Recycled 100%

We aRe SpinDye® only uses recycled polyester which has been made from post consumer water bottles, or from shredded fabrics from wasted clothes.

We offer an uncomplicated set up of closed loop system with recycled and recyclable polyester

This is truly a circular production method.

Excellent color fastness

Excellent color fastness – longer lifetime – enhanced garment performance

The numbers above are in average. Each batch of fabrics, produced with We aRe SpinDye® get an individual certificate.

From the Mistra Future Fashion “Outlook Report” ©2020

At present, 80% of a garment’s climate impact stems from the production phase, see info graphic. Furthermore, 92% of the toxicity impact stems from the production phase. In other words, most of the impact happens before the garment hit the store. Therefore, implementing best possible practice is crucial in the production chain, and the garments already produced must stay in use longer.

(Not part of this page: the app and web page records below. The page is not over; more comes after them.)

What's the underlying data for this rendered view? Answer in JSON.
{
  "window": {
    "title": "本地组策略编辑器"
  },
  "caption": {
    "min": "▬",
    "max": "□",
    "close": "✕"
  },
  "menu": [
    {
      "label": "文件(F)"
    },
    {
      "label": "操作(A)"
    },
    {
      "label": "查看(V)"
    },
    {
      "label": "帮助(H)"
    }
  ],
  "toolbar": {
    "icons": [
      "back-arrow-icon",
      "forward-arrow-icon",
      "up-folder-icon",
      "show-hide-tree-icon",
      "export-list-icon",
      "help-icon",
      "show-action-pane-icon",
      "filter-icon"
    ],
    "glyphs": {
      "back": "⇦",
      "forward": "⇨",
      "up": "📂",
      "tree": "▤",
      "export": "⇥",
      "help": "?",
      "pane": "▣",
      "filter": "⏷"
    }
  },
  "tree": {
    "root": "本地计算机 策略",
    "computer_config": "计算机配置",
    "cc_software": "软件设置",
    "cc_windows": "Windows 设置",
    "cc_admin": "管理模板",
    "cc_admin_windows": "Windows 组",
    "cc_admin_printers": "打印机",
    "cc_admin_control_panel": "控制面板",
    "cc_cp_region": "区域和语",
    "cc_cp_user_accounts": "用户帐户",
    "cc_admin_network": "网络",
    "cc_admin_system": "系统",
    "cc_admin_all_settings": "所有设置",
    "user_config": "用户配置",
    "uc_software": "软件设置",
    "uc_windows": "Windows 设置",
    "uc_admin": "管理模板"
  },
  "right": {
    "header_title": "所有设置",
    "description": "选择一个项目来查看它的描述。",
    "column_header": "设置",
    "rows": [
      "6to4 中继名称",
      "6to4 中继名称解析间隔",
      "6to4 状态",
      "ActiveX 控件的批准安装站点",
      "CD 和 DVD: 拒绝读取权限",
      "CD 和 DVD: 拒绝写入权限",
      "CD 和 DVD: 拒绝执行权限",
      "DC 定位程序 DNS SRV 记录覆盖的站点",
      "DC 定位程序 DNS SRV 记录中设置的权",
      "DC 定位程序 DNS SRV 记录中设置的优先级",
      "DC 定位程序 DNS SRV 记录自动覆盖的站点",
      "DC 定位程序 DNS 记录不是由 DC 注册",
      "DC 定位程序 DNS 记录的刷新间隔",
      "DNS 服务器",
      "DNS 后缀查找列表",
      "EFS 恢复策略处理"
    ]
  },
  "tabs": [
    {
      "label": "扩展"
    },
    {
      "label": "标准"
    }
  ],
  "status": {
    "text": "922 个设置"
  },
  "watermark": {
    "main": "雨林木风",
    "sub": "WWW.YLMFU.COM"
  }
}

Out of all steps during production the wet treatment processes have the largest climate impact, see info-graphic. This is due to the large amount of energy required to heat the process water, which often stems from fossil energy sources.

One way to reduce the impact of wet treatments is to completely avoid wet dyeing by adding color pigments already when the fiber is manufactured, so called dope dyeing, spin dyeing or solution dyeing.

All fibers that are extruded (ie man-made fibers such as polyester, nylon, viscose, etc.) can be manufactured this way. Such dry dyeing technique is already available on the market, which means that a reduction in climate impact is a possibility by choice.

A reduction of water usage in the textile preparation phase has several positive effects: reduction in energy use, water use and reduced amounts of contaminated wastewater from the process. 

The risk of microplastics shedding from garments during production and use

is minimized if: brushing is reduced, ultrasound cutting is applied in the cut & sew process and microparticles on fabrics are removed already at the production stage.

There is no support for the assumption that fabrics made from recycled polymers shed more than fabrics made of virgin polymers. It might instead be assumed that the concern of fleece material from recycled polyester, thought of as a main cause to the microplastics problem, is explained by the fact that fleece is a material traditionally made from recycled polyester bottles. Using an ultrasonic cutting machine instead of regular scissors when cutting the fabric reduces the shedding with about 50%.

Consider the fact that 7 kg petrol is needed to produce one kg cotton t-shirts. This means that replacing fossil energy in the production chain is seven times more important than replacing fossil textile fibers. From a science perspective, it seems irrational to worry about 100g fossil content in a polyester t-shirt, but not consider the 1000g fossil fuels needed to produce a cotton t-shirt

Photo (top): Aaron Burden